February 13, 2017, 8:19 a.m.
Porcupine Mountains state park
Photo: James Ward Ewing/Shutterstock

Canadian copper mining company Highland Copper got the green light from the Department of Natural Resources (DNR) to start exploratory drilling in Michigan's Porcupine Mountains Wilderness State Park, which lies along the shore of Lake Superior. The exploratory drilling, which affects a small portion of DNR-managed land, will continue into March.

If Highland finds enough minable copper during this phase, the company would bore underground tunnels into the park from adjacent land.

As Michigan's largest state park, Porcupine Mountains Wilderness is a lure for outdoor enthusiasts and recreation seekers. How the mining might affect the park as a destination is unknown, but the activity is concerning to environmental and conservation groups.

"In addition to its nearly 60-year history as a state park, the state of Michigan pursued special natural area protections for the Porcupine Mountains to stem ongoing threats, including those from copper mining, to the area's pristine geological and ecological resources," said Cia Segerlind, spokesperson for the Michigan League of Conservation Voters, told MLive. "It is crucial that we maintain such protections."

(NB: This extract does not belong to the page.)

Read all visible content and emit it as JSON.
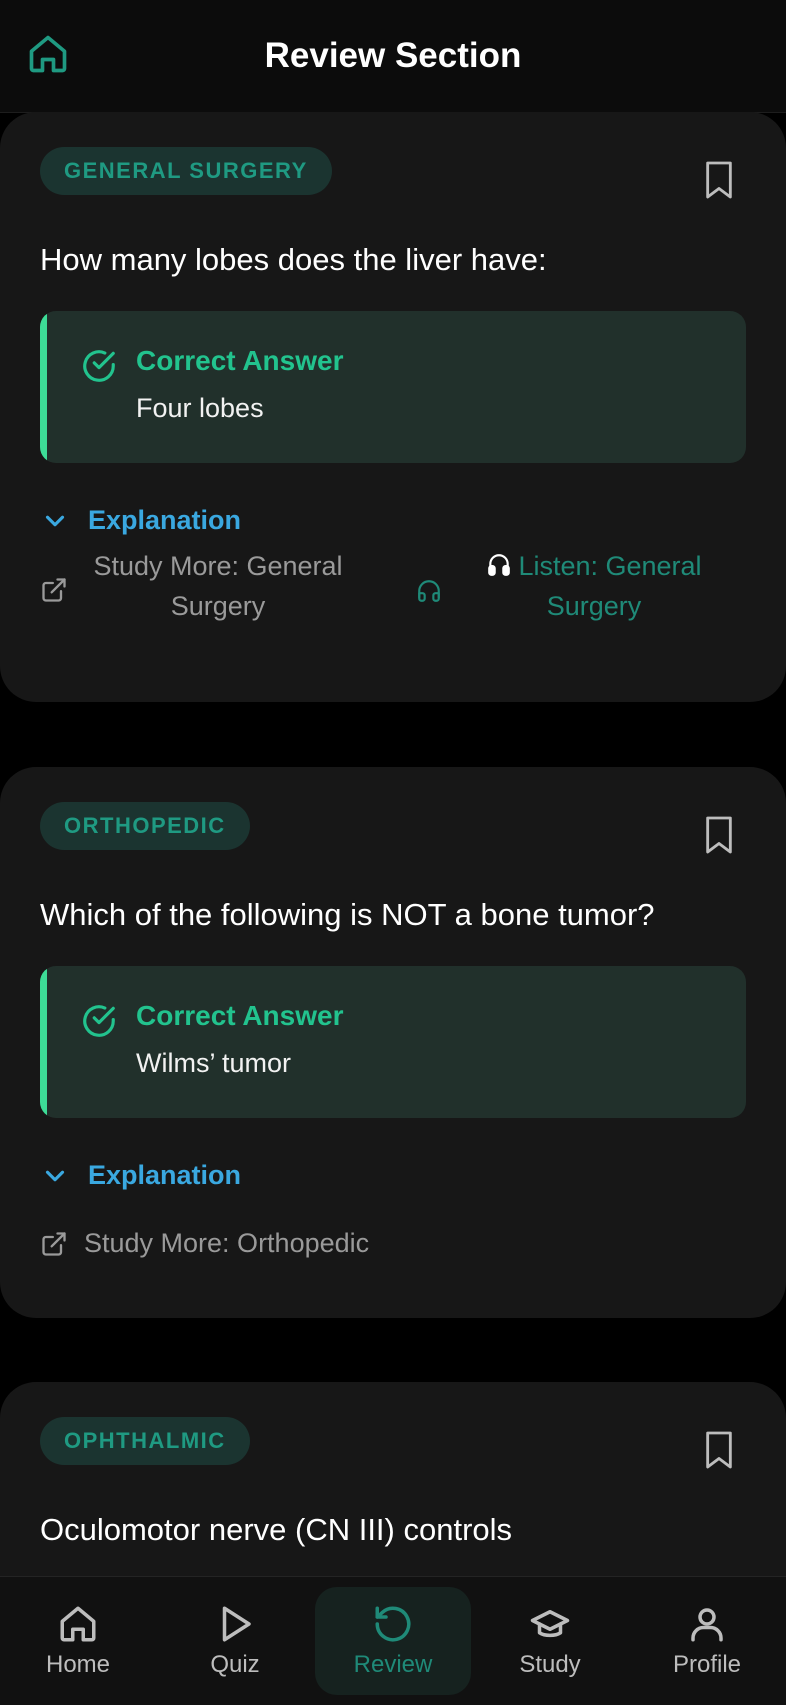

The mineral rights for the land under part of the park have been owned by a private company since at least 1948. In Michigan, it's legal to separate the surface rights from the mineral rights, which is what this kind of scenario possible.